  5. Any one application can have only one main method.


The term range refers to the minimum and maximum value that numeric types can take.
The term precision refers to the number of significant figures with which a numeric type is stored.
All numeric "styles" used in computer programming have machine dependent default precisions and/or ranges associated with them.

Note: precision is not the same as requiring output to be to a certain number of decimal places.

3.1. Note on "Two's Complement" notation

Two's complement is the most common number code for storing integer values. Considering the following 8 bit "value box":

-128 64 32 16 8 4 2 1

Figure 5: Example 8 bit value box

Using this box and given the binary number 10001101, this will be equivalent to -128+8+4+1 = -115.


Thus any two's complement number with a leading 1 represents a negative number (and vice-versa). Therefore, in the above case, the largest negative number that can be stored is -128, and the largest positive number is 127. Thus using two's complement notation the absolute value for a negative number is always one more than the absolute value for a positive number (this can be confirmed by inspection of the Figure).
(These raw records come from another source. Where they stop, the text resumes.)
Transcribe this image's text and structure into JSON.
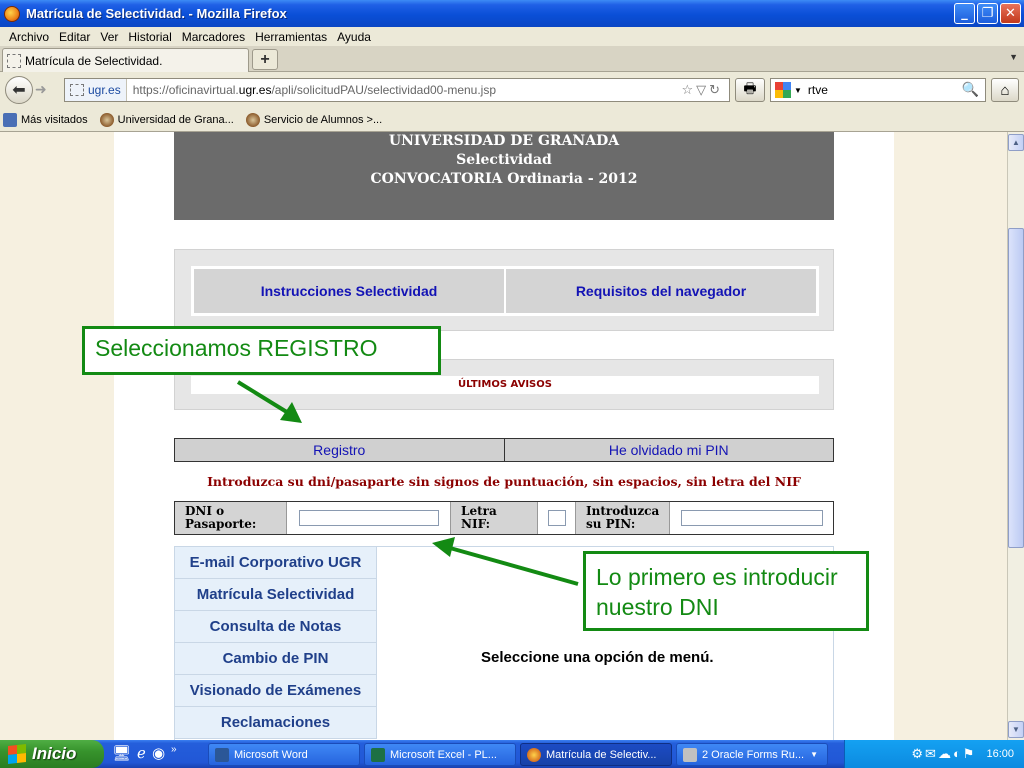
{
  "window": {
    "title": "Matrícula de Selectividad. - Mozilla Firefox",
    "buttons": {
      "minimize": "_",
      "maximize": "❐",
      "close": "✕"
    }
  },
  "menubar": [
    "Archivo",
    "Editar",
    "Ver",
    "Historial",
    "Marcadores",
    "Herramientas",
    "Ayuda"
  ],
  "tabs": {
    "active_tab": "Matrícula de Selectividad.",
    "new_tab": "+"
  },
  "navbar": {
    "identity": "ugr.es",
    "url_prefix": "https://oficinavirtual.",
    "url_domain": "ugr.es",
    "url_path": "/apli/solicitudPAU/selectividad00-menu.jsp",
    "search_value": "rtve"
  },
  "bookmarks": [
    "Más visitados",
    "Universidad de Grana...",
    "Servicio de Alumnos >..."
  ],
  "page": {
    "header": [
      "UNIVERSIDAD DE GRANADA",
      "Selectividad",
      "CONVOCATORIA Ordinaria - 2012"
    ],
    "links": [
      "Instrucciones Selectividad",
      "Requisitos del navegador"
    ],
    "notices_title": "ÚLTIMOS AVISOS",
    "tabs": [
      "Registro",
      "He olvidado mi PIN"
    ],
    "instruction": "Introduzca su dni/pasaparte sin signos de puntuación, sin espacios, sin letra del NIF",
    "form": {
      "dni_label": "DNI o Pasaporte:",
      "letra_label": "Letra NIF:",
      "pin_label": "Introduzca su PIN:",
      "dni_value": "",
      "letra_value": "",
      "pin_value": ""
    },
    "menu": [
      "E-mail Corporativo UGR",
      "Matrícula Selectividad",
      "Consulta de Notas",
      "Cambio de PIN",
      "Visionado de Exámenes",
      "Reclamaciones"
    ],
    "menu_message": "Seleccione una opción de menú."
  },
  "annotations": {
    "callout_registro": "Seleccionamos REGISTRO",
    "callout_dni": "Lo primero es introducir nuestro DNI",
    "color": "#138a13"
  },
  "taskbar": {
    "start": "Inicio",
    "tasks": [
      "Microsoft Word",
      "Microsoft Excel - PL...",
      "Matrícula de Selectiv...",
      "2 Oracle Forms Ru..."
    ],
    "clock": "16:00"
  }
}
To give two further examples the number 1 would be represented by the bit pattern 00000001, and the number -1 by the bit pattern 11111111 (assuming a 8-bit architecture).

3.2. Note on "fixed" and "floating point" storage

The bit pattern for a "real" numeric type is arranged as shown in Figure 6. Note that assigning more bits for the exponent will increase the range and decrease the precision (and vice versa).

Broadly we can identify two approaches to real number storage:


Figure 6: Real number storage

  1. Fixed Point Storage: Number of bits available for exponent and mantissa always the same (i.e. fixed).
  2. Floating Point Storage: Number of bits available for exponent and mantissa is dynamic (i.e. not fixed).

Floating point storage offers the advantage that it can be used to represent both very large and very small numbers without having to store all the zeroes (although this may involve some rounding up/down). Most modern imperative languages, including Java, use floating point storage.

Created and maintained by Frans Coenen. Last updated 10 February 2015